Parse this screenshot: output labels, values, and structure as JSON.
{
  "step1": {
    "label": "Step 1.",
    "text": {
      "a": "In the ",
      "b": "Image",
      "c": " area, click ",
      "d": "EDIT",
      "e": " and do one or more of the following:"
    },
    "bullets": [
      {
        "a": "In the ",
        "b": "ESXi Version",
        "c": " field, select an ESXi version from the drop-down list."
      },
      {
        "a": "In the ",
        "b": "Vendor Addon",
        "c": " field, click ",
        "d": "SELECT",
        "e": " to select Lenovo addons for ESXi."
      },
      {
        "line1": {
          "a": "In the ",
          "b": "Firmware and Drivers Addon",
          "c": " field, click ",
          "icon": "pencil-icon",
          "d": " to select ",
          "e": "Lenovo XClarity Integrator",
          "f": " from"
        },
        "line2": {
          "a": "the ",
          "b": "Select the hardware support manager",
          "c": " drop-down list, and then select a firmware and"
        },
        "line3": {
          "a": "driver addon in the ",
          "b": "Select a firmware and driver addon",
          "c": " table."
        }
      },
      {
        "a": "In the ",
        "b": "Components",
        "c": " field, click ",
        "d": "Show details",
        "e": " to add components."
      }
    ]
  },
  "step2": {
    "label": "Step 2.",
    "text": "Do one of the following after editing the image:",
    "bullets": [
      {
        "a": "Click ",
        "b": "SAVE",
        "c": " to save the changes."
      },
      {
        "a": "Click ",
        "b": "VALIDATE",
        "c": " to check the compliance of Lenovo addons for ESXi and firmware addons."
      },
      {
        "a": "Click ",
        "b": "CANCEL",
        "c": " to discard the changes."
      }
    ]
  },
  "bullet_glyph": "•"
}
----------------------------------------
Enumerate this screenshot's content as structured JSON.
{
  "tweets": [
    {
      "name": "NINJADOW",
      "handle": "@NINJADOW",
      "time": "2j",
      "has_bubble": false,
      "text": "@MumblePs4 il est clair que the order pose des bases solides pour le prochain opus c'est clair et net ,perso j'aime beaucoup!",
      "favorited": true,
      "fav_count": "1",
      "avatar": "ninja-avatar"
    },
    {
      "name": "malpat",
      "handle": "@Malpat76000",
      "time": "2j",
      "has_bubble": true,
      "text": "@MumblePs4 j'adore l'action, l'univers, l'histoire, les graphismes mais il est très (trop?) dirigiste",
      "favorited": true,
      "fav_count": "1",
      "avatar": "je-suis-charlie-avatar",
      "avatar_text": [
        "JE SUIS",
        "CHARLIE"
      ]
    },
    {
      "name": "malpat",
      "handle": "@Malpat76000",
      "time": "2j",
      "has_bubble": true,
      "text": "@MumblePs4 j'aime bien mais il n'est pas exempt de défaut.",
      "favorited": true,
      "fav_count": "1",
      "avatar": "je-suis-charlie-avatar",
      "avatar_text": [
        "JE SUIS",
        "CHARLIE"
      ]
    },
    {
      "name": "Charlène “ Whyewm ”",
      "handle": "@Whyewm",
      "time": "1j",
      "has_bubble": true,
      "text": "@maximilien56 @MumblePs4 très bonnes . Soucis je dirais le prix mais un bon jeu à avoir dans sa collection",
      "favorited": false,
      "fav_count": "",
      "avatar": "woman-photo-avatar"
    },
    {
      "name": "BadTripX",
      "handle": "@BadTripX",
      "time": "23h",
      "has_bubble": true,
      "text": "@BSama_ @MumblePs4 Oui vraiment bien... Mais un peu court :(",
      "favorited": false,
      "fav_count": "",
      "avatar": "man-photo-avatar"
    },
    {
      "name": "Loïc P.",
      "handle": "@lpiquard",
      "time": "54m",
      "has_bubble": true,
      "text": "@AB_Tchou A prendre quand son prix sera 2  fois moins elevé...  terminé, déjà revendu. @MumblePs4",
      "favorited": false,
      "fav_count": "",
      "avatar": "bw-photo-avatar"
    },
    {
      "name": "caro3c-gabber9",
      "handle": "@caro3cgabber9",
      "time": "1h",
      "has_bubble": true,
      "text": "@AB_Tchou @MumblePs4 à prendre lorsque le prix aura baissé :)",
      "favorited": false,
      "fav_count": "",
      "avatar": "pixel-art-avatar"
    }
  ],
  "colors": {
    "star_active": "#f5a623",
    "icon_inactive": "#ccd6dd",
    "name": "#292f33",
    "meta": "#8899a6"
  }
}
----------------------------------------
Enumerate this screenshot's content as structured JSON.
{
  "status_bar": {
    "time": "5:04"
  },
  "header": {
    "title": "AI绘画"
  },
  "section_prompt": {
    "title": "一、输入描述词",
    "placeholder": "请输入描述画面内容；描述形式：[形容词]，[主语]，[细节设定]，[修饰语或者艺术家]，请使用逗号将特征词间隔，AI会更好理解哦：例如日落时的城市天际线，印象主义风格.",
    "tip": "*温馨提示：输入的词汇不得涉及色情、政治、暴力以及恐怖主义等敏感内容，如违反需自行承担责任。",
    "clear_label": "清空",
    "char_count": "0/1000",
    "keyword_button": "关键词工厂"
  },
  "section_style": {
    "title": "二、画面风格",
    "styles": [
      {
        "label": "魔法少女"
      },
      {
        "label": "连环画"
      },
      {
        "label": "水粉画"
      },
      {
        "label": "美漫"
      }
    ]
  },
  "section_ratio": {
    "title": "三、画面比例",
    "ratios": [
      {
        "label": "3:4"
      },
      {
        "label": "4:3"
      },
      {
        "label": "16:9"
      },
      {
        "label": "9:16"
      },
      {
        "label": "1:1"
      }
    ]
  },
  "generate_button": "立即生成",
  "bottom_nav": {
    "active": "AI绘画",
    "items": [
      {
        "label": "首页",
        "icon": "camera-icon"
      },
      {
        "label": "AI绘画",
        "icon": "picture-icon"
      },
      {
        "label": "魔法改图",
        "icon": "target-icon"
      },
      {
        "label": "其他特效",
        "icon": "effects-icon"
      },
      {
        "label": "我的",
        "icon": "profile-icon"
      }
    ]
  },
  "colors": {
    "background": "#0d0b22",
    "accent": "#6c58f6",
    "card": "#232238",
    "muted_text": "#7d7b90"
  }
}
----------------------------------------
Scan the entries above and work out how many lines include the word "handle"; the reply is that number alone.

7